Search Canmore

History On Your Doorstep to be Revealed

29 April 2013

People living in towns and cities across Scotland will get involved in investigating and telling the history of their own communities through a project that’s just received Heritage Lottery Fund (HLF) development funding.

RCAHMS has been awarded a first-round pass for funding of around £1.65m by the HLF for Scotland's Urban Past (SUP). This includes £55,000 of development funding to work up plans which will involve communities across Scotland in celebrating and recording their urban environment and heritage.

The second round application to deliver the full five-year project will be submitted in December 2013.

The project builds on the success of the Scotland’s Rural Past (SRP) community archaeology initiative. Running for five years, SRP inspired and trained hundreds of volunteers in  60 local groups the length and breadth of Scotland,  to research and record their historic settlements and landscapes.

Now Scotland’s Urban Past (SUP) will focus on the urban built environment. The five-year project will encourage 60 communities across Scotland to explore the rich architectural, social and personal histories of their urban environments, to understand their distinctive characters, and to study how they have changed over time.

Speaking about the project, which has been developed in partnership with Historic Scotland, Rebecca Bailey, RCAHMS Head of Education and Outreach, said, “It is easy to overlook the fascinating histories of our urban environments as we go about our everyday lives. With this project, we are turning the spotlight on Scotland’s towns and cities, and involving the local communities themselves in telling stories that go back hundreds of years. We want to make a direct connection between these places and the people that live in them. It is, quite literally, about exploring the history that is right on our own doorsteps.
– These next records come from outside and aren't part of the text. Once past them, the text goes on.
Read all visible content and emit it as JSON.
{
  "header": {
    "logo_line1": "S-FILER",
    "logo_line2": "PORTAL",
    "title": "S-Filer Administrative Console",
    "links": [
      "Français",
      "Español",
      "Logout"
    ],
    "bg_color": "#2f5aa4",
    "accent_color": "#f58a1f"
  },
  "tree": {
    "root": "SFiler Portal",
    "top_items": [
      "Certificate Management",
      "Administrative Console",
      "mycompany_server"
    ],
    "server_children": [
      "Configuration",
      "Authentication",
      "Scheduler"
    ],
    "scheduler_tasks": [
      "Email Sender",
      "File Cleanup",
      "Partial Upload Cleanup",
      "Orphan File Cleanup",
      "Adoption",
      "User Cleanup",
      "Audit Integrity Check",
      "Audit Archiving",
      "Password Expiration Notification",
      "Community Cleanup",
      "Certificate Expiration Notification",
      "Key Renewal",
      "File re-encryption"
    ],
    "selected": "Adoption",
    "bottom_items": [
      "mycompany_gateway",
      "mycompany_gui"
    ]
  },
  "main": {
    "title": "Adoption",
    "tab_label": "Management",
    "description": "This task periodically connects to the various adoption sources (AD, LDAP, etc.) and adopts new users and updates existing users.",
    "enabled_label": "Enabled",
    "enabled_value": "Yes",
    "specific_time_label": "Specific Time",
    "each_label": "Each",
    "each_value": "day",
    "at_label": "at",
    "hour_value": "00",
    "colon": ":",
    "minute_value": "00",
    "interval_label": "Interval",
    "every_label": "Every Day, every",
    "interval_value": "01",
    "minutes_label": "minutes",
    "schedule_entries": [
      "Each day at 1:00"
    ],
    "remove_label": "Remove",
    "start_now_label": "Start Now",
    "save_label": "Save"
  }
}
Colin McLean, Head of the Heritage Lottery Fund in Scotland, added: “Scotland’s Rural Past was an extremely successful project which inspired hundreds of people to get involved in their community’s heritage for the first time. HLF is delighted to give our initial support to a project which will build on that momentum, providing opportunities for people to learn new skills and enjoy new experiences while building a detailed history of Scotland’s towns and villages.”

The scale of each individual SUP project will range from investigations of a building, street or neighbourhood, to an entire urban area. Some participants will be trained in conventional survey and recording techniques to make detailed investigations of the social, architectural and industrial heritage. Others may explore the personal histories of buildings and areas by gathering photographs, documents and oral histories from local residents. Creative projects involving local artists will form an important part of SUP, particularly for new audiences and young people.

'Crowd-sourcing' activities will connect the wider public with their urban heritage and a mobile website will enable people to upload information and access detailed architectural notes via mobile devices.